Spoiler alert: Too many dams in the U.S. are in bad shape. According to the American Society of Civil Engineers’ 2013 Infrastructure Report Card, the nation’s dams get a D grade. Some 4,000 dams are deficient, and 2,000 of those are high-hazard.
The next ASCE report card is slated to come out March 9, 2017. That will be a news story by itself — but will be even more newsworthy in light of the “infrastructure” programs that both President Donald Trump and Congress have said they will propose.
One other thing worth finding out about dams near you is whether they have an “emergency action plan,” or EAP, and just what that plan is.
Typically, an EAP shows who is responsible for alerting people of an imminent failure, how and to whom that notification happens, how evacuation will work, etc. If a high-hazard dam does not have an emergency action plan, that should be a news story. Too many don’t.
Of course, crises and disasters grab headlines. But dams are news to environmental (and energy) journalists for a host of other reasons.
For one thing, they provide cheap, renewable, non-fossil-fuel electric power. Also, they are the foundation of major regional irrigated agriculture economies, which have huge environmental consequences (e.g., California’s Central and Imperial Valleys).
Some dams provide outdoor recreation to kayakers and fishers. But, by obstructing streams, dams also can make it impossible for valuable fish like salmon to swim upstream to spawn.
The story of dams often varies by region.
In the East, they may create reservoirs that are used to supply drinking water. Not only does the quality of water stored behind a dam matter in such cases, but the quantity does, too. Climate change may bring drought conditions that dams can help alleviate. Many small dams for farm ponds help conserve soil as well as water.
In some places, earthen coal slurry dams and coal-ash impoundments present special safety risks. In others, dams combined with locks promote the navigation which makes possible regional economies based on grain or coal.
You can find more data, links and story ideas at SEJ’s Data Toolbox on Dams, Impoundments and Levees.

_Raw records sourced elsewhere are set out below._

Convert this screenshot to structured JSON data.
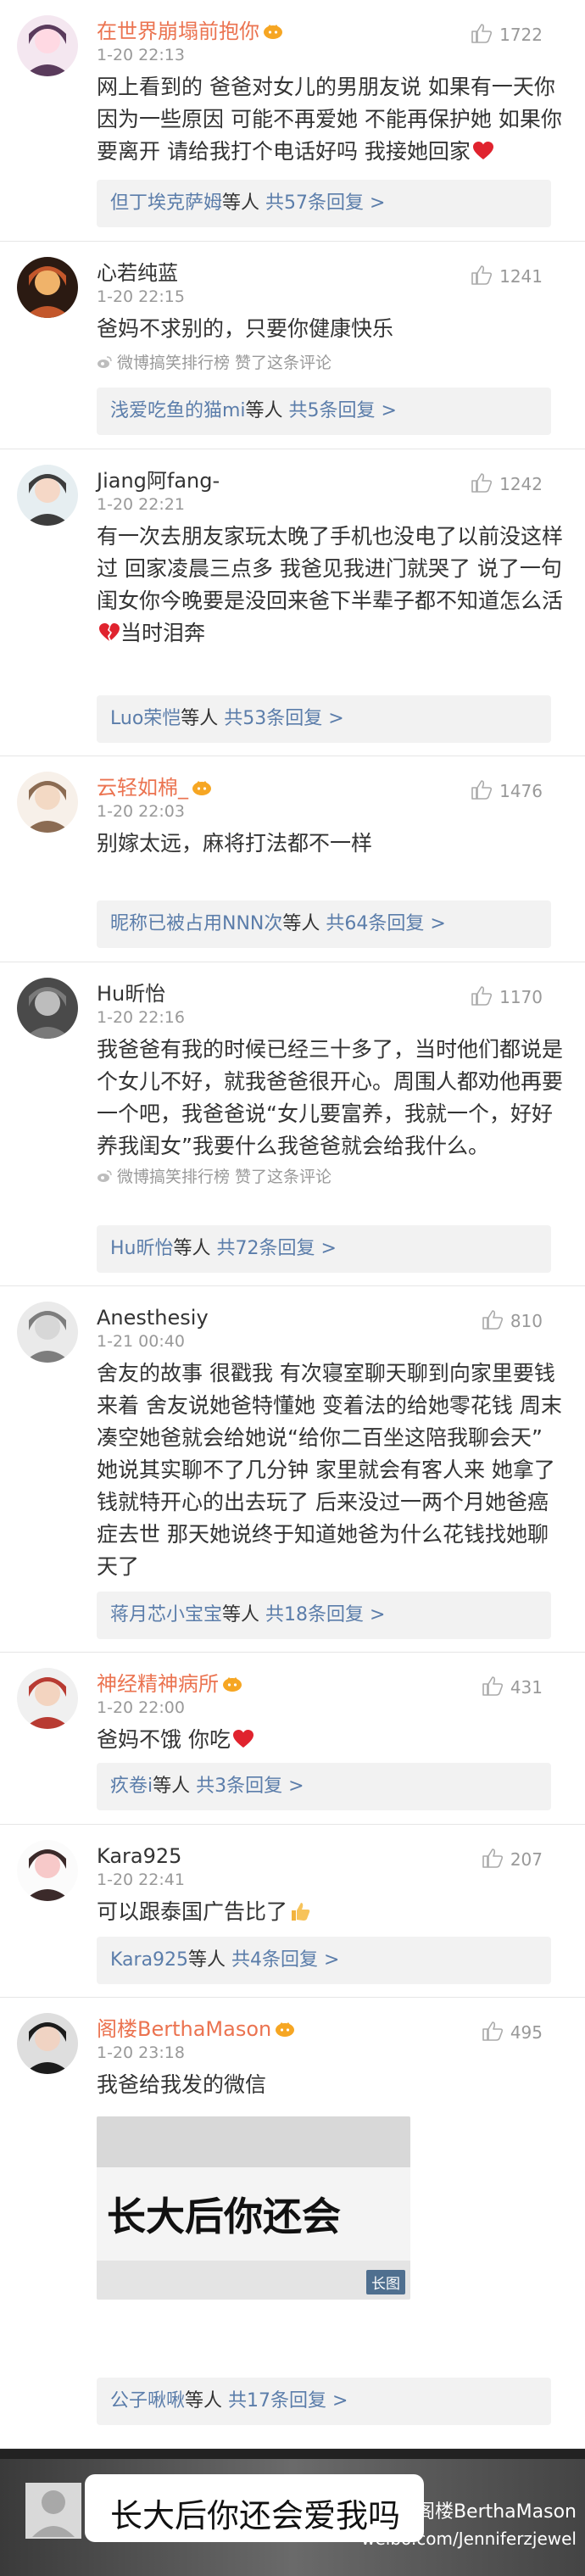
{
  "comments": [
    {
      "name": "在世界崩塌前抱你",
      "vip": true,
      "time": "1-20 22:13",
      "likes": "1722",
      "lines": [
        "网上看到的 爸爸对女儿的男朋友说 如果有一天你",
        "因为一些原因 可能不再爱她 不能再保护她 如果你",
        "要离开 请给我打个电话好吗 我接她回家"
      ],
      "heart_after_last": true,
      "via": "",
      "reply_name": "但丁埃克萨姆",
      "reply_sep": "等人 ",
      "reply_count": "共57条回复 >"
    },
    {
      "name": "心若纯蓝",
      "vip": false,
      "time": "1-20 22:15",
      "likes": "1241",
      "lines": [
        "爸妈不求别的，只要你健康快乐"
      ],
      "heart_after_last": false,
      "via": "微博搞笑排行榜 赞了这条评论",
      "reply_name": "浅爱吃鱼的猫mi",
      "reply_sep": "等人 ",
      "reply_count": "共5条回复 >"
    },
    {
      "name": "Jiang阿fang-",
      "vip": false,
      "time": "1-20 22:21",
      "likes": "1242",
      "lines": [
        "有一次去朋友家玩太晚了手机也没电了以前没这样",
        "过 回家凌晨三点多 我爸见我进门就哭了 说了一句",
        "闺女你今晚要是没回来爸下半辈子都不知道怎么活",
        "当时泪奔"
      ],
      "heart_after_last": false,
      "broken_heart_line": 3,
      "via": "",
      "reply_name": "Luo荣恺",
      "reply_sep": "等人 ",
      "reply_count": "共53条回复 >"
    },
    {
      "name": "云轻如棉_",
      "vip": true,
      "time": "1-20 22:03",
      "likes": "1476",
      "lines": [
        "别嫁太远，麻将打法都不一样"
      ],
      "heart_after_last": false,
      "via": "",
      "reply_name": "昵称已被占用NNN次",
      "reply_sep": "等人 ",
      "reply_count": "共64条回复 >"
    },
    {
      "name": "Hu昕怡",
      "vip": false,
      "time": "1-20 22:16",
      "likes": "1170",
      "lines": [
        "我爸爸有我的时候已经三十多了，当时他们都说是",
        "个女儿不好，就我爸爸很开心。周围人都劝他再要",
        "一个吧，我爸爸说“女儿要富养，我就一个，好好",
        "养我闺女”我要什么我爸爸就会给我什么。"
      ],
      "heart_after_last": false,
      "via": "微博搞笑排行榜 赞了这条评论",
      "reply_name": "Hu昕怡",
      "reply_sep": "等人 ",
      "reply_count": "共72条回复 >"
    },
    {
      "name": "Anesthesiy",
      "vip": false,
      "time": "1-21 00:40",
      "likes": "810",
      "lines": [
        "舍友的故事 很戳我 有次寝室聊天聊到向家里要钱",
        "来着 舍友说她爸特懂她 变着法的给她零花钱 周末",
        "凑空她爸就会给她说“给你二百坐这陪我聊会天”",
        "她说其实聊不了几分钟 家里就会有客人来 她拿了",
        "钱就特开心的出去玩了 后来没过一两个月她爸癌",
        "症去世 那天她说终于知道她爸为什么花钱找她聊",
        "天了"
      ],
      "heart_after_last": false,
      "via": "",
      "reply_name": "蒋月芯小宝宝",
      "reply_sep": "等人 ",
      "reply_count": "共18条回复 >"
    },
    {
      "name": "神经精神病所",
      "vip": true,
      "time": "1-20 22:00",
      "likes": "431",
      "lines": [
        "爸妈不饿 你吃"
      ],
      "heart_after_last": true,
      "via": "",
      "reply_name": "疚卷i",
      "reply_sep": "等人 ",
      "reply_count": "共3条回复 >"
    },
    {
      "name": "Kara925",
      "vip": false,
      "time": "1-20 22:41",
      "likes": "207",
      "lines": [
        "可以跟泰国广告比了"
      ],
      "heart_after_last": false,
      "thumb_after_last": true,
      "via": "",
      "reply_name": "Kara925",
      "reply_sep": "等人 ",
      "reply_count": "共4条回复 >"
    },
    {
      "name": "阁楼BerthaMason",
      "vip": true,
      "time": "1-20 23:18",
      "likes": "495",
      "lines": [
        "我爸给我发的微信"
      ],
      "heart_after_last": false,
      "via": "",
      "reply_name": "公子啾啾",
      "reply_sep": "等人 ",
      "reply_count": "共17条回复 >"
    }
  ],
  "image_caption": "长大后你还会",
  "long_image_tag": "长图",
  "banner": {
    "message": "长大后你还会爱我吗",
    "watermark_line1": "@阁楼BerthaMason",
    "watermark_line2": "weibo.com/Jenniferzjewel"
  },
  "colors": {
    "vip_name": "#eb7350",
    "reply_link": "#5b7daa",
    "meta": "#999999",
    "heart": "#e0232e"
  }
}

* From the weekly news magazine SEJournal Online, Vol. 2, No. 8. Content from each new issue of SEJournal Online is available to the public via the SEJournal Online main page. Subscribe to the e-newsletter here. And see past issues of the SEJournal archived here.